▶ **TASK GOAL**
The data below must be returned in full and exactly.

▶ **DATA FOR THIS TASK**
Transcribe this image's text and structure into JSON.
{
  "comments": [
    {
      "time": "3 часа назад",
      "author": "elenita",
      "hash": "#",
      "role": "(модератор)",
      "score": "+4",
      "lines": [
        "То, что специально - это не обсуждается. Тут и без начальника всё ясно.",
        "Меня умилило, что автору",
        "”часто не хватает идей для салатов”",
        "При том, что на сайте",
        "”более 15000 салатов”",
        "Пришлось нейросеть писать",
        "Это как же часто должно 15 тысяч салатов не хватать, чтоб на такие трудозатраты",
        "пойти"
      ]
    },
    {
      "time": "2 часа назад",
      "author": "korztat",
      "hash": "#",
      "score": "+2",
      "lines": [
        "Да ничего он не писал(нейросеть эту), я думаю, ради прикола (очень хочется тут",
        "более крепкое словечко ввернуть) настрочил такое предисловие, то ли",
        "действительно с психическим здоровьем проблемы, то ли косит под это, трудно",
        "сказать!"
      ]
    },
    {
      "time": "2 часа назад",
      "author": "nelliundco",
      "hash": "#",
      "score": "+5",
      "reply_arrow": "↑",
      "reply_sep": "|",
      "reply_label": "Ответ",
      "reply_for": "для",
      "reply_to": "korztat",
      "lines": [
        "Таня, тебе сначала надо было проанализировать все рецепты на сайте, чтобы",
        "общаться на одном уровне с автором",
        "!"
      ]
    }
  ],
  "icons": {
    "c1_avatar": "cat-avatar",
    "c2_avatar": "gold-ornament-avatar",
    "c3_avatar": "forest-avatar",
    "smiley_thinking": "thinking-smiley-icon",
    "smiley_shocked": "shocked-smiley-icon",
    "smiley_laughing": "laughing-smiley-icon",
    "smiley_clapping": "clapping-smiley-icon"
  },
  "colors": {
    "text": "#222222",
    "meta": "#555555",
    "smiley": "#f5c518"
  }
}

▶ **SOLUTION FOR THIS EXERCISE**
Transcribe this image's text and structure into JSON.
{
  "comments": [
    {
      "time": "3 часа назад",
      "author": "elenita",
      "hash": "#",
      "role": "(модератор)",
      "score": "+4",
      "lines": [
        "То, что специально - это не обсуждается. Тут и без начальника всё ясно.",
        "Меня умилило, что автору",
        "”часто не хватает идей для салатов”",
        "При том, что на сайте",
        "”более 15000 салатов”",
        "Пришлось нейросеть писать",
        "Это как же часто должно 15 тысяч салатов не хватать, чтоб на такие трудозатраты",
        "пойти"
      ]
    },
    {
      "time": "2 часа назад",
      "author": "korztat",
      "hash": "#",
      "score": "+2",
      "lines": [
        "Да ничего он не писал(нейросеть эту), я думаю, ради прикола (очень хочется тут",
        "более крепкое словечко ввернуть) настрочил такое предисловие, то ли",
        "действительно с психическим здоровьем проблемы, то ли косит под это, трудно",
        "сказать!"
      ]
    },
    {
      "time": "2 часа назад",
      "author": "nelliundco",
      "hash": "#",
      "score": "+5",
      "reply_arrow": "↑",
      "reply_sep": "|",
      "reply_label": "Ответ",
      "reply_for": "для",
      "reply_to": "korztat",
      "lines": [
        "Таня, тебе сначала надо было проанализировать все рецепты на сайте, чтобы",
        "общаться на одном уровне с автором",
        "!"
      ]
    }
  ],
  "icons": {
    "c1_avatar": "cat-avatar",
    "c2_avatar": "gold-ornament-avatar",
    "c3_avatar": "forest-avatar",
    "smiley_thinking": "thinking-smiley-icon",
    "smiley_shocked": "shocked-smiley-icon",
    "smiley_laughing": "laughing-smiley-icon",
    "smiley_clapping": "clapping-smiley-icon"
  },
  "colors": {
    "text": "#222222",
    "meta": "#555555",
    "smiley": "#f5c518"
  }
}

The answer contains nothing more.